From the University of Wisconsin Health Website:
What are bedbugs?
Bedbugs are flat, wingless insects about 0.25 in. (0.6 cm) long. They range in color from almost white to brown. They turn rusty red after feeding. Like mosquitoes, bedbugs feed on blood from animals or people.
Bedbugs have that name because they like to hide in bedding and mattresses. Bedbugs usually hide during the day and are active at night when they feed. They can go for weeks without feeding.
Itching from the bites can be so bad that some people will scratch enough to cause breaks in the skin that get infected easily. The bites can also cause an allergic reaction in some people.
Where can you find bedbugs?
Bedbugs are found worldwide. They are most often found in hotels, motels, hostels, shelters, and apartment complexes where large numbers of people come and go.
Because bedbugs hide in small crevices, they can come into your house on luggage, furniture, clothing, pillows, boxes, and other objects. The bugs can hide in beds, floors, furniture, wood, and paper trash during the day.
How do you know if you have bedbugs?
The first sign of bedbugs may be red, itchy bites on the skin, usually on the arms or shoulders. Bedbugs tend to leave straight rows of bites, unlike some other insects that leave bites here and there.
Look also for these other signs:
- The bugs themselves, especially along the seams of mattresses.
- Tiny bloodstains on sheets and mattresses.
- Dark spots of insect waste where bedbugs might crawl into hiding places on furniture, walls, and floors.

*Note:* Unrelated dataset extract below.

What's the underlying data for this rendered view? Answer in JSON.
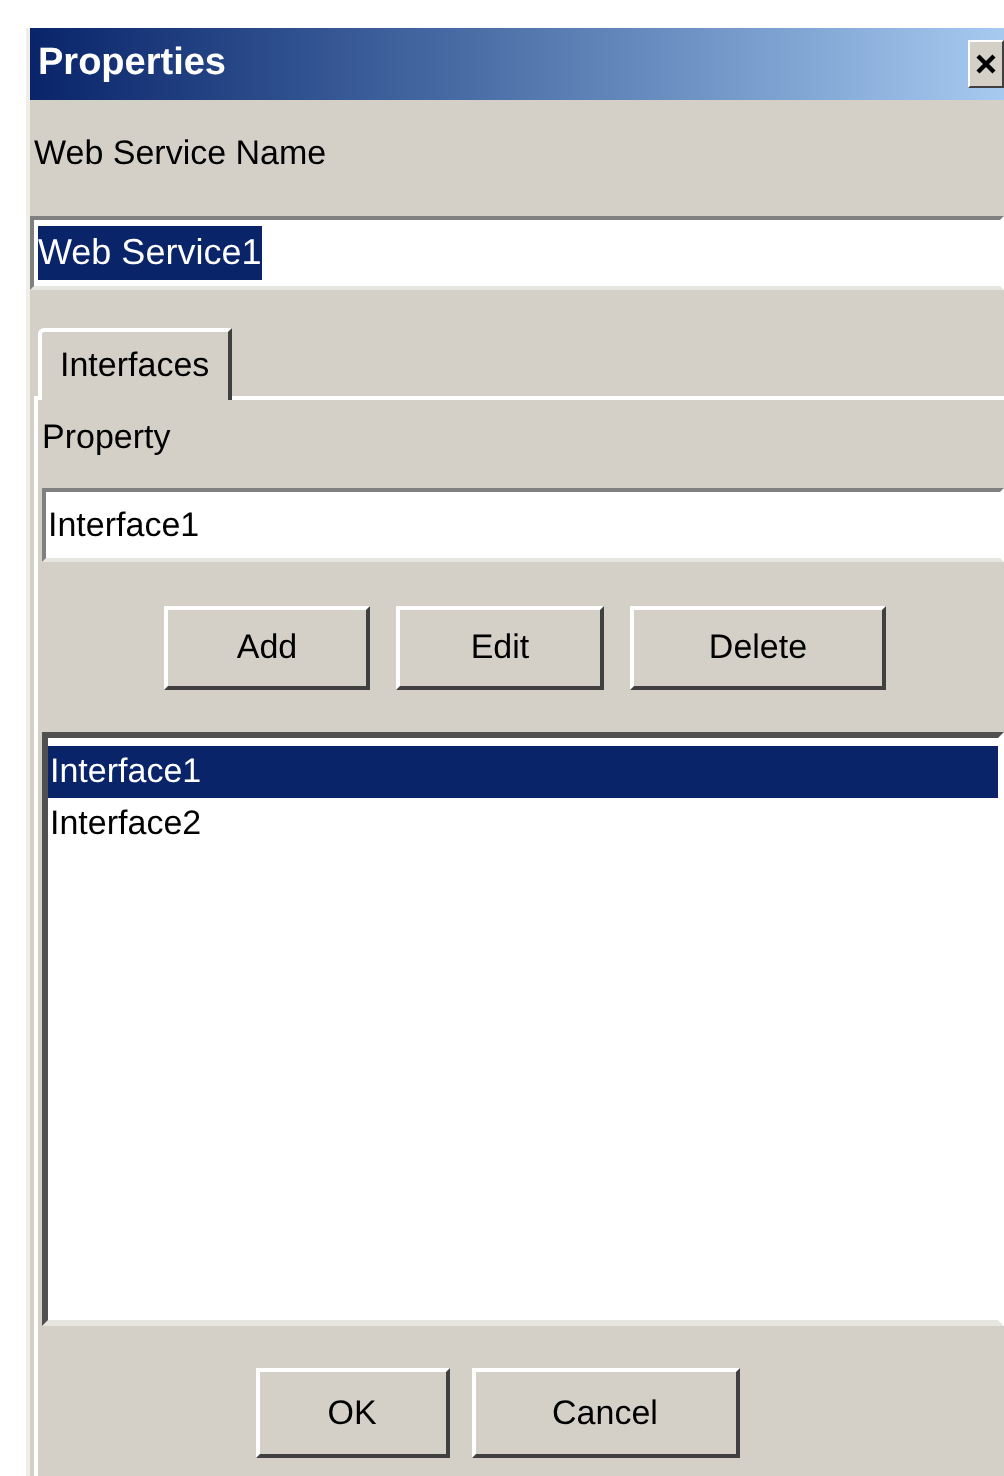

- A sweet odor from bedbugs’ scent glands where bedbugs are found in large numbers.